Dr. Werber agrees that incorporating your staff is an important step when hiring any new employee. He has implemented a “trial hire” period in order to observe how the applicant will work in the office and with other members of his staff.
“In the last two years, I have had every one (of my staff members) participate in the interview and then we have a trial hire of the final two candidates, each working two to three hours,” explains Dr. Werber. “We do not put them on payroll. We pay them a nominal $12 per hour for their time.”
Ms. Homisak warns against hiring anyone that the staff has not met. The other members of your staff also will need to work with the new employee so you should consider their opinions as well, notes Ms. Homisak.
“Once the applicants have been narrowed down to the best one or two candidates, have the staff sit with them in the office or over lunch to get to meet each one,” says Ms. Homisak. “Based on their feedback, either hire or don’t hire.”
What You Can And Cannot Ask The Candidate
While conducting an interview, it is important to know not only what you should ask but also what you are permitted to ask from a legal standpoint. Although the questions you ask during the interview can give you insight into a person’s work ethic and personality, Dr. DeHeer notes it is important to avoid personal questions.

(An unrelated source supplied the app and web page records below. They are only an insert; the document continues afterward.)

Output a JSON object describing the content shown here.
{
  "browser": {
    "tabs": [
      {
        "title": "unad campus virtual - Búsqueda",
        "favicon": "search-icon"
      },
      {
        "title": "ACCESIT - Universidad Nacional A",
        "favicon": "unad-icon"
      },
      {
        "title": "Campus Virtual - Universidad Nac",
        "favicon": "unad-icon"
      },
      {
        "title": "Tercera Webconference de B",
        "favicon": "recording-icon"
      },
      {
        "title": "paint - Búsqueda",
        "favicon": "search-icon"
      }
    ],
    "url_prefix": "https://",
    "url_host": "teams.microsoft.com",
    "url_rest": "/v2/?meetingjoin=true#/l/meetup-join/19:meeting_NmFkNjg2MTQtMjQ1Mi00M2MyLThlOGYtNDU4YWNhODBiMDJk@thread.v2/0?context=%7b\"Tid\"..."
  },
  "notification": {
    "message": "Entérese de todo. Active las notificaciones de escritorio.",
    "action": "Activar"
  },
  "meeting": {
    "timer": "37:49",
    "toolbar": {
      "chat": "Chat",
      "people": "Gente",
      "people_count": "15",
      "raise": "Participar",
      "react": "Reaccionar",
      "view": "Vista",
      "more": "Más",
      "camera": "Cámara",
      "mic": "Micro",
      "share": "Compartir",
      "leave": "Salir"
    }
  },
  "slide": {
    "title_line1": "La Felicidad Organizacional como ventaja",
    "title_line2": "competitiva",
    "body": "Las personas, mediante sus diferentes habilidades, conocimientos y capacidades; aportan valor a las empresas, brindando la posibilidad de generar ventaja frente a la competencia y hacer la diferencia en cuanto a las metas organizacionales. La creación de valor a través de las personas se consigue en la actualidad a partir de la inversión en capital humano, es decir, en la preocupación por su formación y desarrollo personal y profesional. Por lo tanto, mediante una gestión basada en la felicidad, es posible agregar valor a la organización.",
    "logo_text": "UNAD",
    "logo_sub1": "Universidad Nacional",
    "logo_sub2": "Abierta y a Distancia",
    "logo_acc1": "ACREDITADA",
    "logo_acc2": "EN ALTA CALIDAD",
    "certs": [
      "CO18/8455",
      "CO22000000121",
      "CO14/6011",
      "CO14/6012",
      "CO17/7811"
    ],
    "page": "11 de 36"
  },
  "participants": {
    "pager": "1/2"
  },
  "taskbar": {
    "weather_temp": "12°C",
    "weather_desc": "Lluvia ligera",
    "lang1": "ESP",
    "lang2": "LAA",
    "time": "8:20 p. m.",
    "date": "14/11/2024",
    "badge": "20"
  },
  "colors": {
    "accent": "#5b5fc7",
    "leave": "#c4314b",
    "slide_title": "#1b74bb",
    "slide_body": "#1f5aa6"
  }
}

Employers should avoid any direct questions regarding age, race, national origin, gender, religion, marital status and sexual orientation, explains Dr. Sanders. She will ask job-related questions to determine “how a candidate would respond to a given situation in addition to confirming that the skills and experience listed on their resume accurately reflect their capabilities.”